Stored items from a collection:
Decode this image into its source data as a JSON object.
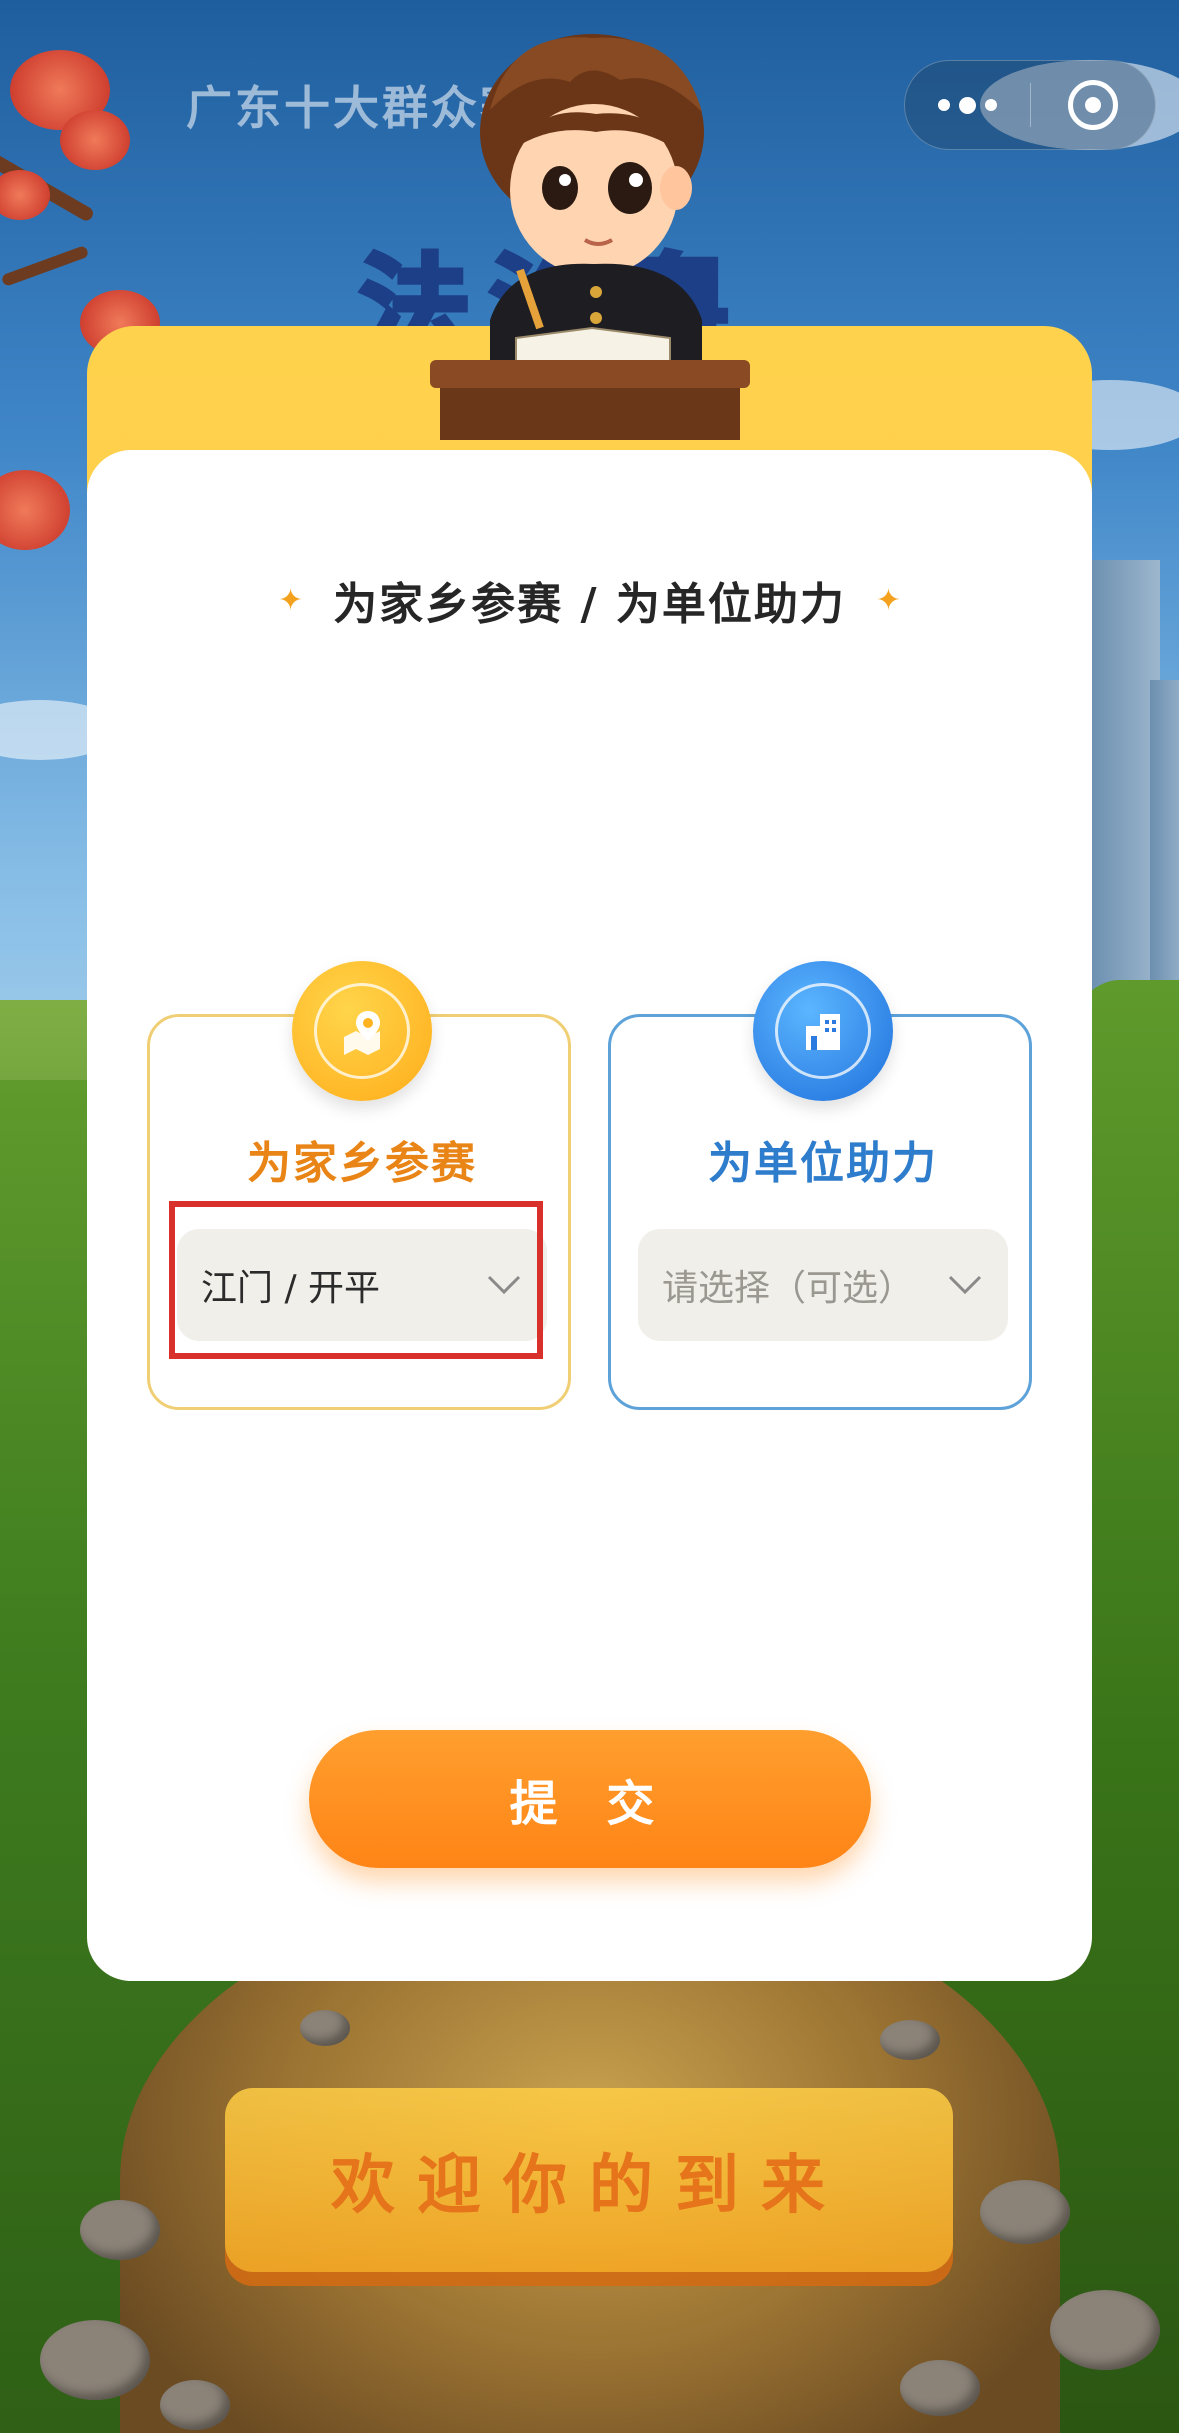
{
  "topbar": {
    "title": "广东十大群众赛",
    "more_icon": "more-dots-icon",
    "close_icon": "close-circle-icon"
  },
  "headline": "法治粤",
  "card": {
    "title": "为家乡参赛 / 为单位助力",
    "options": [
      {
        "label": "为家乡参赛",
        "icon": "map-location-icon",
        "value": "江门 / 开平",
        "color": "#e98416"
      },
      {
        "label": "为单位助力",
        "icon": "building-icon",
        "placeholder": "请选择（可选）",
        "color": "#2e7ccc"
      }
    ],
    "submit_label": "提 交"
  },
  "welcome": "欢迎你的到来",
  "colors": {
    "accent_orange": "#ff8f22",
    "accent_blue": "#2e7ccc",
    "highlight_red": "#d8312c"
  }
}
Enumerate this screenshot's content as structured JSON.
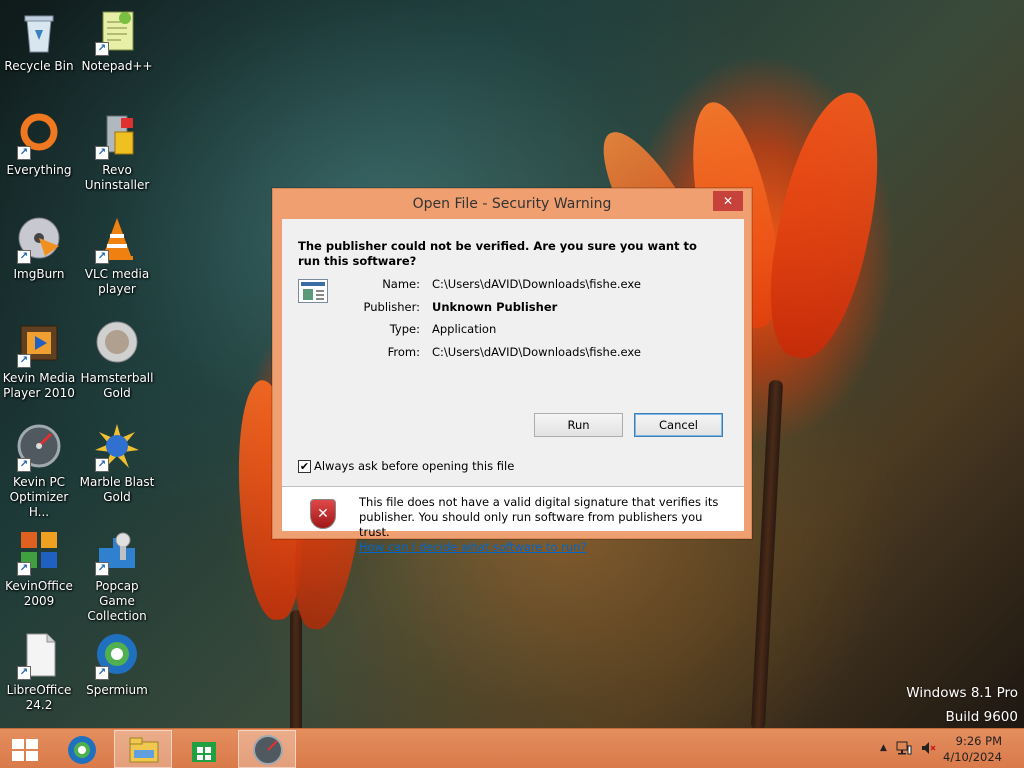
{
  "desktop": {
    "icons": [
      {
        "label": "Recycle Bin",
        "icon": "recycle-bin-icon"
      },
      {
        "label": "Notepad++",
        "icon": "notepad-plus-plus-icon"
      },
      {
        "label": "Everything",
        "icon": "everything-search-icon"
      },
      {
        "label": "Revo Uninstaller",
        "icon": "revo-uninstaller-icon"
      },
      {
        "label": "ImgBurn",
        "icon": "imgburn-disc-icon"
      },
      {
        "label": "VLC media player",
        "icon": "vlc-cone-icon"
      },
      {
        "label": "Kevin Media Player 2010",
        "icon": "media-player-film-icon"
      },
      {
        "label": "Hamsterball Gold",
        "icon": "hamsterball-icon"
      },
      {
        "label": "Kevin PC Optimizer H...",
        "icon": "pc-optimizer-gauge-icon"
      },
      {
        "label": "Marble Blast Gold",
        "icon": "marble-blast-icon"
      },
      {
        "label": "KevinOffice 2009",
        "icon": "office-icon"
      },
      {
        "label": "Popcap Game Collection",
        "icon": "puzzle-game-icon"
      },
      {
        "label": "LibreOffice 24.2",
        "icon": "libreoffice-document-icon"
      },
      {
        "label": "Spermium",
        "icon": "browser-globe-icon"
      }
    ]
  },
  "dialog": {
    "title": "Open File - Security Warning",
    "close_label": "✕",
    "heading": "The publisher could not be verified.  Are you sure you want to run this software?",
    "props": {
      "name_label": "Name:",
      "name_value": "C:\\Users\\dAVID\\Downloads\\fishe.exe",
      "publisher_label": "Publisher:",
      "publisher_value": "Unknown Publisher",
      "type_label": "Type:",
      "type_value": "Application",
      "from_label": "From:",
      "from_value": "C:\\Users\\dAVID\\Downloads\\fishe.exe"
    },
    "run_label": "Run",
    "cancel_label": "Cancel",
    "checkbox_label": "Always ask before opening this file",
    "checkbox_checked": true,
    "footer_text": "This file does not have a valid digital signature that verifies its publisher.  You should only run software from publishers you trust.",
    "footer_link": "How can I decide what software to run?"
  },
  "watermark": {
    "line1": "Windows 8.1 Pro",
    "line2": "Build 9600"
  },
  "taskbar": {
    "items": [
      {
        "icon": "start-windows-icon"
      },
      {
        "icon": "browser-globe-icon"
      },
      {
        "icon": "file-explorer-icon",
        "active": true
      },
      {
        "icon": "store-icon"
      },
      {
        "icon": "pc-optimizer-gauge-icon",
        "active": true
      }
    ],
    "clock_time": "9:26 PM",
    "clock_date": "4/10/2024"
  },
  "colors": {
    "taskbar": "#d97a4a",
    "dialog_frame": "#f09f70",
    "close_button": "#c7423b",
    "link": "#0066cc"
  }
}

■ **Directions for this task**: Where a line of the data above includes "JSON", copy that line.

■ **Response to the task**:
Decode this image into its source data as a JSON object.
Enumerate this screenshot's content as structured JSON.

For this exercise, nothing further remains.